“For new mums, when everything is new and possibly overwhelming, spending time with other mums is a good way to be calm,” says Jessica. In Denmark, new mothers are given the names and contact details of other local women who have recently given birth. They are then able to meet to chat and support each other. So seek out your own support network at a mother-and-baby group or toddler class, and share a warming hot chocolate and a slice of cake with the mums you meet—it’s very hygge after all!
BECOME A STORYTELLER
“Telling, and retelling, funny, loving and happy stories about family members has been one of the biggest game changers for my family,” says Jessica. “Simply telling your child tales of things that happened in your own childhood, or describing what your own parents were like before they became grandparents, can give your child a sense of the family as a team. This helps focus on the positive things in your life, instead of the negatives, and gives your child a sense of where he comes from, and the values your family holds dear.”

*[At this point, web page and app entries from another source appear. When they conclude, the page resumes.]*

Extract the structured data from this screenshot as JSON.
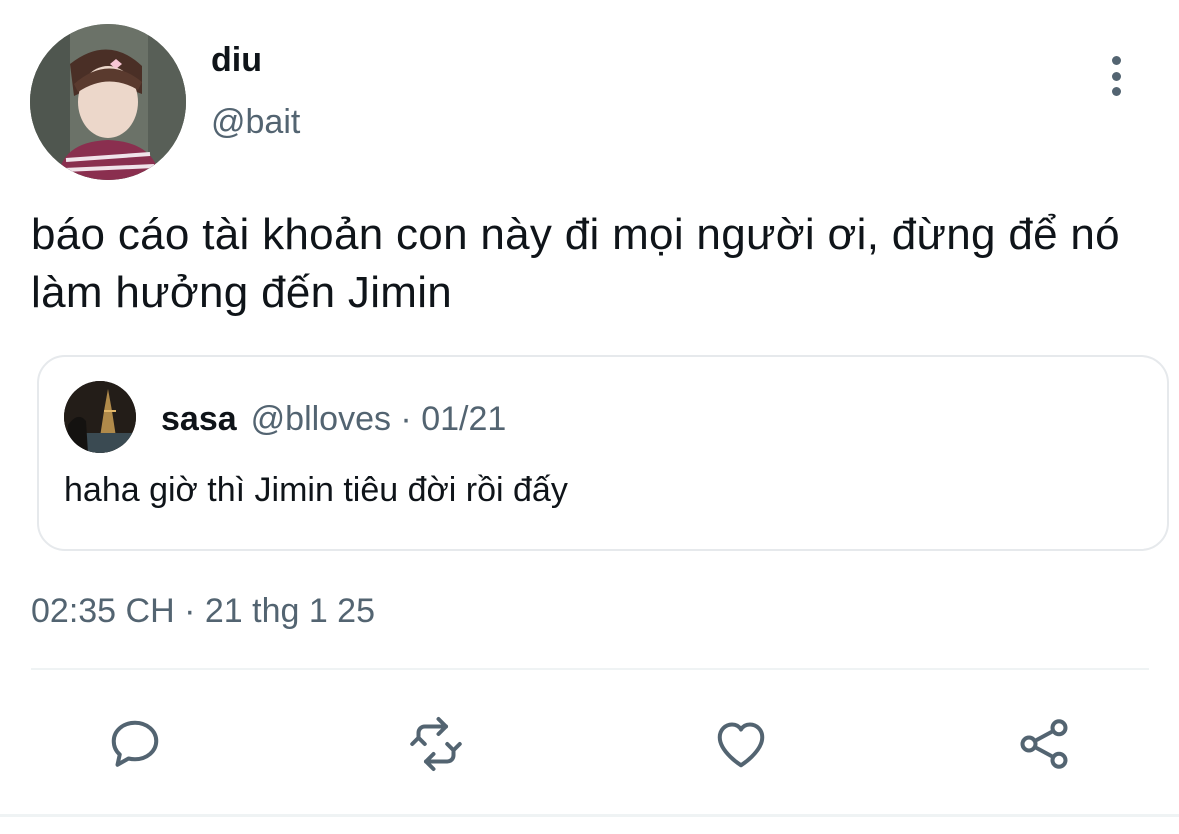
{
  "tweet": {
    "author": {
      "display_name": "diu",
      "handle": "@bait"
    },
    "text": "báo cáo tài khoản con này đi mọi người ơi, đừng để nó làm hưởng đến Jimin",
    "quoted": {
      "display_name": "sasa",
      "meta": "@blloves · 01/21",
      "text": "haha giờ thì Jimin tiêu đời rồi đấy"
    },
    "timestamp": "02:35 CH · 21 thg 1 25"
  },
  "actions": {
    "reply_icon": "comment-icon",
    "retweet_icon": "retweet-icon",
    "like_icon": "heart-icon",
    "share_icon": "share-icon"
  },
  "colors": {
    "text": "#0f1419",
    "secondary": "#536471",
    "border": "#e6e9ec"
  }
}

BUILD A FEEDING SPACE
Whether you are breast- or bottlefeeding your baby, it’s the perfect time to embrace hygge. “It’s all about slowing down and appreciating the moment, so make the most of this time when you have to stay still with your baby,” says Jessica. “Set up a permanent feeding space in your home—it doesn’t have to be super sophisticated. Just choose a comfy chair and stock it with all your favourite things: cosy blankets, pillows, maybe a scented candle nearby, or whatever else makes you most comfortable.”
While you feed, try to be as present as possible by focusing on small details— the texture of your baby’s skin, the smell of his hair, or the eye contact between you. “These are the precious moments, after all,” says Jessica, “and that’s what hygge is really all about—creating wonderful memories of life’s most important things.” ■